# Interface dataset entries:
▼
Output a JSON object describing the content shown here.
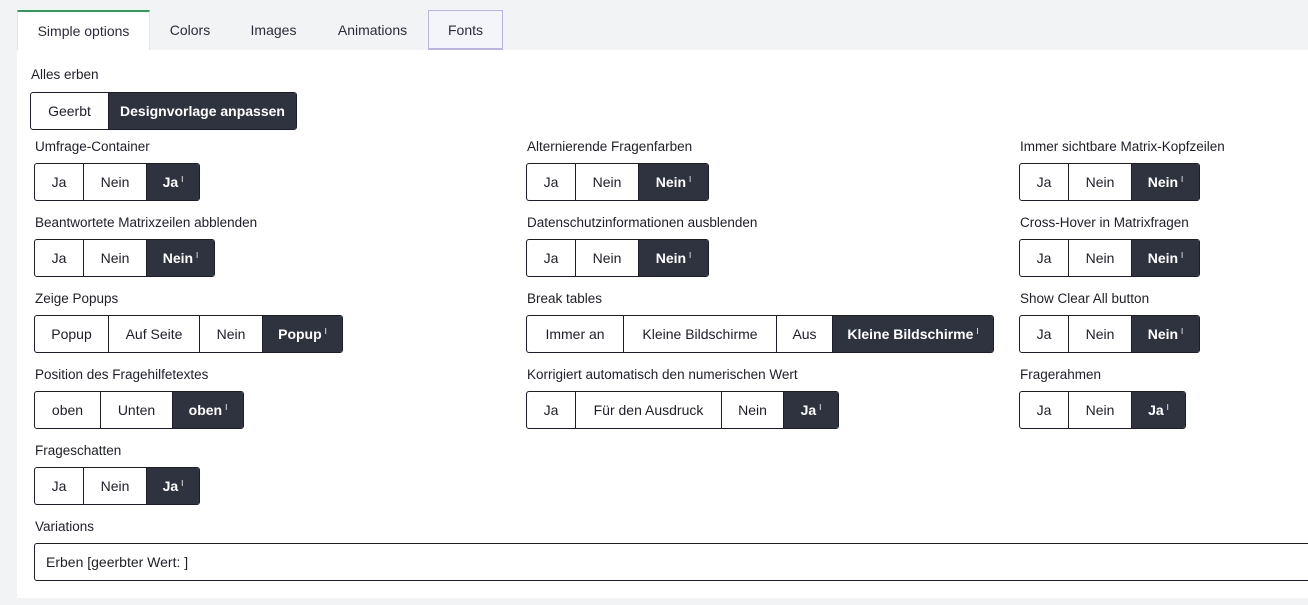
{
  "tabs": [
    "Simple options",
    "Colors",
    "Images",
    "Animations",
    "Fonts"
  ],
  "inherit_all": {
    "label": "Alles erben",
    "options": [
      "Geerbt",
      "Designvorlage anpassen"
    ]
  },
  "fields": {
    "container": {
      "label": "Umfrage-Container",
      "options": [
        "Ja",
        "Nein",
        "Ja"
      ]
    },
    "alt_colors": {
      "label": "Alternierende Fragenfarben",
      "options": [
        "Ja",
        "Nein",
        "Nein"
      ]
    },
    "matrix_header": {
      "label": "Immer sichtbare Matrix-Kopfzeilen",
      "options": [
        "Ja",
        "Nein",
        "Nein"
      ]
    },
    "hide_answered": {
      "label": "Beantwortete Matrixzeilen abblenden",
      "options": [
        "Ja",
        "Nein",
        "Nein"
      ]
    },
    "privacy": {
      "label": "Datenschutzinformationen ausblenden",
      "options": [
        "Ja",
        "Nein",
        "Nein"
      ]
    },
    "cross_hover": {
      "label": "Cross-Hover in Matrixfragen",
      "options": [
        "Ja",
        "Nein",
        "Nein"
      ]
    },
    "popups": {
      "label": "Zeige Popups",
      "options": [
        "Popup",
        "Auf Seite",
        "Nein",
        "Popup"
      ]
    },
    "break_tables": {
      "label": "Break tables",
      "options": [
        "Immer an",
        "Kleine Bildschirme",
        "Aus",
        "Kleine Bildschirme"
      ]
    },
    "clear_all": {
      "label": "Show Clear All button",
      "options": [
        "Ja",
        "Nein",
        "Nein"
      ]
    },
    "help_pos": {
      "label": "Position des Fragehilfetextes",
      "options": [
        "oben",
        "Unten",
        "oben"
      ]
    },
    "auto_correct": {
      "label": "Korrigiert automatisch den numerischen Wert",
      "options": [
        "Ja",
        "Für den Ausdruck",
        "Nein",
        "Ja"
      ]
    },
    "frame": {
      "label": "Fragerahmen",
      "options": [
        "Ja",
        "Nein",
        "Ja"
      ]
    },
    "shadow": {
      "label": "Frageschatten",
      "options": [
        "Ja",
        "Nein",
        "Ja"
      ]
    }
  },
  "inherited_marker": "I",
  "variations": {
    "label": "Variations",
    "value": "Erben [geerbter Wert: ]"
  }
}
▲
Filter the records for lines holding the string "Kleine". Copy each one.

        "Kleine Bildschirme",
        "Kleine Bildschirme"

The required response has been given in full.